  • Within the EU, paperwork requirements are generally minimal but may be affected by Brexit. It is good practice to ensure that goods are accompanied by a commercial invoice.
  • Goods subject to import restrictions need documentation even if they are coming from another EU country.
  • Goods coming from outside the EU typically need transport documentation and several copies of the invoice. For consignments over £6,500, a valuation document is usually needed. Other requirements can include a certificate of origin.
  • You will also need copies of transport documentation.

Decide whether to use an agent to handle your responsibilities

  • You will not need an agent if your supplier is handling customs clearance and delivering to your premises.
  • Most smaller importers use an agent, such as a freight forwarder, to handle customs clearance (and onward delivery) for goods from outside the EU.

6. Organise import finance

Negotiate the price of the product and the currency to use for payment

  • Experienced exporters are usually prepared to quote and invoice in pounds sterling.
  • An exporter may offer a better price if you are prepared to pay in local currency. You can protect yourself against the risk of fluctuations in the exchange rate by using a forward foreign exchange contract with your bank.

Consider who is best placed to finance the purchase

  • You and the supplier must agree how to finance the delay between production of the goods and their arrival in the UK.
  • If you are in a strong financial position, you may be able to negotiate a better price by agreeing to take more of this financing burden. For example, you could agree to pay once you have evidence that the goods have been shipped.

Negotiate the payment method

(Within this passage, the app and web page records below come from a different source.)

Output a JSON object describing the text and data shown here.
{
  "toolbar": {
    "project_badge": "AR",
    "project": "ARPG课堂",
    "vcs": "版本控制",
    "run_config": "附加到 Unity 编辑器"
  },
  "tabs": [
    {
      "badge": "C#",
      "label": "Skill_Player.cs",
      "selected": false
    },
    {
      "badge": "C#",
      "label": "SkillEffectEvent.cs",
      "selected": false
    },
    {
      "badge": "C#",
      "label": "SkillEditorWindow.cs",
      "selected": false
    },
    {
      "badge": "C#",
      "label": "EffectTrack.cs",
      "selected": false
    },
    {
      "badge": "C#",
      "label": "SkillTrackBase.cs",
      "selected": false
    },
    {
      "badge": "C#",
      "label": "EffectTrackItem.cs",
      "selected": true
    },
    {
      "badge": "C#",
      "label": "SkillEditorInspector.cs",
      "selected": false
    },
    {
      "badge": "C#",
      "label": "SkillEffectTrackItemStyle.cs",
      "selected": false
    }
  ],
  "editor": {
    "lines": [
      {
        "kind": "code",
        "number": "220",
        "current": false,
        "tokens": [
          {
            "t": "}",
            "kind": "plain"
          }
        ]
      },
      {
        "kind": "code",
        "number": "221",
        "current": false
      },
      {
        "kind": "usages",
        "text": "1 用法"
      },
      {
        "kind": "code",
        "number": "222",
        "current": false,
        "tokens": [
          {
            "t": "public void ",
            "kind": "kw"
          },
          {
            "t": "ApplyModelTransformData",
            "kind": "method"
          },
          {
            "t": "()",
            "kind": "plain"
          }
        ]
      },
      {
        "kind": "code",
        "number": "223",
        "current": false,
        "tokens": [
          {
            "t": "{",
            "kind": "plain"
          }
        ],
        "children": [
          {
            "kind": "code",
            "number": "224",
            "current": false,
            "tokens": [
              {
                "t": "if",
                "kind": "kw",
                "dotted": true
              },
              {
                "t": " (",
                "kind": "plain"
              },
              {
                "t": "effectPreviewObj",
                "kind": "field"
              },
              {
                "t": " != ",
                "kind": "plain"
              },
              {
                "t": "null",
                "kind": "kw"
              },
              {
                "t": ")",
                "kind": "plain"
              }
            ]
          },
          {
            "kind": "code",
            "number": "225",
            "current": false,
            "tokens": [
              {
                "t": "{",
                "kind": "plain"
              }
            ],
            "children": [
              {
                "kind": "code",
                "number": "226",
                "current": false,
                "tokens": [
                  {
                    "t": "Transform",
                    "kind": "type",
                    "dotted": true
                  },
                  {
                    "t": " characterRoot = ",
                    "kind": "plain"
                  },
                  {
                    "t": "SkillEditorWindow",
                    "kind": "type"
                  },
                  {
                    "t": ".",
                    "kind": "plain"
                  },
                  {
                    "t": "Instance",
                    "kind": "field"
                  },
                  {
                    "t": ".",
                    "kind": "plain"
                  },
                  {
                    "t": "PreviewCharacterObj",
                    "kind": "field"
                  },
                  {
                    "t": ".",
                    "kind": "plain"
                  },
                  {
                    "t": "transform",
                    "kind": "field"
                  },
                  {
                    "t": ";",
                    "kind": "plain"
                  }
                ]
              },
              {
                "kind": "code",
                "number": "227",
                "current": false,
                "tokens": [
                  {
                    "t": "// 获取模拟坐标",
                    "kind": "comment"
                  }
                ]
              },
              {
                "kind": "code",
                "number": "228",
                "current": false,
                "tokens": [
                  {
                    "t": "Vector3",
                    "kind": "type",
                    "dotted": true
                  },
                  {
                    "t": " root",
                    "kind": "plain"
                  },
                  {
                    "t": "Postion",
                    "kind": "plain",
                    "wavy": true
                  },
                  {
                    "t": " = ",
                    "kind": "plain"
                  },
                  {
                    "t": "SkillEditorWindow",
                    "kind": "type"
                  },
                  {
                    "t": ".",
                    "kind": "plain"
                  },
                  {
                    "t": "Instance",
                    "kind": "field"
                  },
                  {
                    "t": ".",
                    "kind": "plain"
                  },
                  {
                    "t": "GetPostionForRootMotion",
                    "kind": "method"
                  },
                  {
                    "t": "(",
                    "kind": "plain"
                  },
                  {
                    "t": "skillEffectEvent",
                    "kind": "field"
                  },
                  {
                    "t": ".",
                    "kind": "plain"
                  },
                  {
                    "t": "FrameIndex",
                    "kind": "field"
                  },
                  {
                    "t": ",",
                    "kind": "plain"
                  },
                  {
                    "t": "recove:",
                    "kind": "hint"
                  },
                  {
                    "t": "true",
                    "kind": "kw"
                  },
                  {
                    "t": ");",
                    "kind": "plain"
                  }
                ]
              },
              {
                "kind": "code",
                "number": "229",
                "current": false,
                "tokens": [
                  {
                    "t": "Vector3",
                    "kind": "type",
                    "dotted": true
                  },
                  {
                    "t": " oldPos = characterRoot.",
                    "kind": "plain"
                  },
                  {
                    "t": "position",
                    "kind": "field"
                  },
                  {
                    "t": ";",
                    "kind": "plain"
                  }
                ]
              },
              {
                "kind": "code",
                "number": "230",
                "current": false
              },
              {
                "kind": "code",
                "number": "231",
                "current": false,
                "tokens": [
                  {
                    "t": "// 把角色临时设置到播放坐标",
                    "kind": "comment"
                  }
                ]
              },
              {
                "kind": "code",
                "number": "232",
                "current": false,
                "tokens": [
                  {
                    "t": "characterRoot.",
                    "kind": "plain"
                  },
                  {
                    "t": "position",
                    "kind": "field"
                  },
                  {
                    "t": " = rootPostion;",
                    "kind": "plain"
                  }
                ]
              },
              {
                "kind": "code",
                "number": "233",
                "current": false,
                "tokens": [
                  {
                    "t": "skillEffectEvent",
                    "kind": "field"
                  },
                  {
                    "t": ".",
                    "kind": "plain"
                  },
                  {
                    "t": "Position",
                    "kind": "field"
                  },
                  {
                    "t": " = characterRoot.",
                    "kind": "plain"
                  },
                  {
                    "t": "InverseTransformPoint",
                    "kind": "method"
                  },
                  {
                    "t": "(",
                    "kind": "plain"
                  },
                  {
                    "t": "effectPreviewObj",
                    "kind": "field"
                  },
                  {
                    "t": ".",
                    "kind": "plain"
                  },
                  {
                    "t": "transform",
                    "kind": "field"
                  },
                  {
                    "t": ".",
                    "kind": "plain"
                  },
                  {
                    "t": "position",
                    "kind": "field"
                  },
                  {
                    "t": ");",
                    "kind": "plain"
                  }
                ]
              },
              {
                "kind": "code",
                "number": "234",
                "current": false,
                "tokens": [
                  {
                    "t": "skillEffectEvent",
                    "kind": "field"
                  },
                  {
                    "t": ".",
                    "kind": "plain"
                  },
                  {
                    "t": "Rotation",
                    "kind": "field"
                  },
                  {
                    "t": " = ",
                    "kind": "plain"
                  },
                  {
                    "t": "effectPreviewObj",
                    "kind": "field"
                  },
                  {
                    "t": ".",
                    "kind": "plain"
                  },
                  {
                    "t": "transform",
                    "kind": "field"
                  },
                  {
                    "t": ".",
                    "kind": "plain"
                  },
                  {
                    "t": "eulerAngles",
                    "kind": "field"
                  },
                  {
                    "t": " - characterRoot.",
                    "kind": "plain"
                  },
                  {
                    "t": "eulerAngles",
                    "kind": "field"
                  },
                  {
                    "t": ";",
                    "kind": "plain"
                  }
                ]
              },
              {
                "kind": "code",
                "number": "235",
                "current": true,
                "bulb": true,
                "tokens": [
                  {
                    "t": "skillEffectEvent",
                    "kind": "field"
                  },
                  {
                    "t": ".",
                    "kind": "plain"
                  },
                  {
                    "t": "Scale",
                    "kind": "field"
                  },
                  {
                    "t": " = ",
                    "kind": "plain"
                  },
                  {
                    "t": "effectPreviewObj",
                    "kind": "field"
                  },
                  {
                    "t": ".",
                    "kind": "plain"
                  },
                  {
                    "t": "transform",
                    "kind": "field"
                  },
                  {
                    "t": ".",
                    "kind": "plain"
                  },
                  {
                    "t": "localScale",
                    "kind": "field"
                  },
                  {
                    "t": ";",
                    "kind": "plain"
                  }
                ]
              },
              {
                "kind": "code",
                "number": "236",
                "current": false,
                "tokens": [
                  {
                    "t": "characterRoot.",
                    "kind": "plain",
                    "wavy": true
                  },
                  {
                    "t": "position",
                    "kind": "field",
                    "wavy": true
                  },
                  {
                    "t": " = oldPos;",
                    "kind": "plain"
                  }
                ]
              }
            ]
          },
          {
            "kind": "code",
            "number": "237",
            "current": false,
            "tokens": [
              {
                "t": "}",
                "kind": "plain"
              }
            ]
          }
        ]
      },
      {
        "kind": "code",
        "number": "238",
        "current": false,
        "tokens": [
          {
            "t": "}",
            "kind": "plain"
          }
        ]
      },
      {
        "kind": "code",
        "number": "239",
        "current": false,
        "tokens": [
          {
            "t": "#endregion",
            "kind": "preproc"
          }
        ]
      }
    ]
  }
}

  • If your supplier knows and trusts you, they may offer you a credit account in the same way as UK suppliers do.
  • The supplier may want to use an alternative form of payment that reduces their risk and allows them to share the financing burden with you. For example, a ‘bill of exchange’ or a ‘letter of credit’.
  • Resist any request for payment in advance, or a deposit, unless you trust the supplier.
  • Agree who will pay any bank charges.